(Data about app and page elements)

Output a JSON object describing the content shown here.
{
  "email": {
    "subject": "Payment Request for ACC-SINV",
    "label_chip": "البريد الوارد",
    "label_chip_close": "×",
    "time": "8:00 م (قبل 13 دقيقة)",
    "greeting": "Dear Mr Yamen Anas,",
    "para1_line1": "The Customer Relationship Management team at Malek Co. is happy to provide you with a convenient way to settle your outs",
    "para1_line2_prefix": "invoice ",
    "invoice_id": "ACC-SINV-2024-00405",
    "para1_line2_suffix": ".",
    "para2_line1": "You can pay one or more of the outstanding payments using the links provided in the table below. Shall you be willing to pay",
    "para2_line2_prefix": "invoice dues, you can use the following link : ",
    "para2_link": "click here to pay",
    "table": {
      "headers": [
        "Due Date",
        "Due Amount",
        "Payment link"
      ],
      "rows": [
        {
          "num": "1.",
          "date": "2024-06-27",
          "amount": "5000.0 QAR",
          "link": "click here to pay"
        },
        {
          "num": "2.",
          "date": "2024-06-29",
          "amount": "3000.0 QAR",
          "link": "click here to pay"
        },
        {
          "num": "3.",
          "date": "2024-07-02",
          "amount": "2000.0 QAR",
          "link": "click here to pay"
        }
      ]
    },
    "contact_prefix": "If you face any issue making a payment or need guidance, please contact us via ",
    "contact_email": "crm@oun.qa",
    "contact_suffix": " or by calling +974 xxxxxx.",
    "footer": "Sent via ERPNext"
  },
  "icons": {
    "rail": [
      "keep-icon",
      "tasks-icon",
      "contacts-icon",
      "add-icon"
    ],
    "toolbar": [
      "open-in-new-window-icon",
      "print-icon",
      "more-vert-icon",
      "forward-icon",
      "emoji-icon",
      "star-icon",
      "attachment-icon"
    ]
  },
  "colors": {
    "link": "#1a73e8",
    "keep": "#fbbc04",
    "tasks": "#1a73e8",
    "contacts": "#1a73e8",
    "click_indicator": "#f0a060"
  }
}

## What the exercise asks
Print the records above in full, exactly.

## Response box
Output a JSON object describing the content shown here.
{
  "email": {
    "subject": "Payment Request for ACC-SINV",
    "label_chip": "البريد الوارد",
    "label_chip_close": "×",
    "time": "8:00 م (قبل 13 دقيقة)",
    "greeting": "Dear Mr Yamen Anas,",
    "para1_line1": "The Customer Relationship Management team at Malek Co. is happy to provide you with a convenient way to settle your outs",
    "para1_line2_prefix": "invoice ",
    "invoice_id": "ACC-SINV-2024-00405",
    "para1_line2_suffix": ".",
    "para2_line1": "You can pay one or more of the outstanding payments using the links provided in the table below. Shall you be willing to pay",
    "para2_line2_prefix": "invoice dues, you can use the following link : ",
    "para2_link": "click here to pay",
    "table": {
      "headers": [
        "Due Date",
        "Due Amount",
        "Payment link"
      ],
      "rows": [
        {
          "num": "1.",
          "date": "2024-06-27",
          "amount": "5000.0 QAR",
          "link": "click here to pay"
        },
        {
          "num": "2.",
          "date": "2024-06-29",
          "amount": "3000.0 QAR",
          "link": "click here to pay"
        },
        {
          "num": "3.",
          "date": "2024-07-02",
          "amount": "2000.0 QAR",
          "link": "click here to pay"
        }
      ]
    },
    "contact_prefix": "If you face any issue making a payment or need guidance, please contact us via ",
    "contact_email": "crm@oun.qa",
    "contact_suffix": " or by calling +974 xxxxxx.",
    "footer": "Sent via ERPNext"
  },
  "icons": {
    "rail": [
      "keep-icon",
      "tasks-icon",
      "contacts-icon",
      "add-icon"
    ],
    "toolbar": [
      "open-in-new-window-icon",
      "print-icon",
      "more-vert-icon",
      "forward-icon",
      "emoji-icon",
      "star-icon",
      "attachment-icon"
    ]
  },
  "colors": {
    "link": "#1a73e8",
    "keep": "#fbbc04",
    "tasks": "#1a73e8",
    "contacts": "#1a73e8",
    "click_indicator": "#f0a060"
  }
}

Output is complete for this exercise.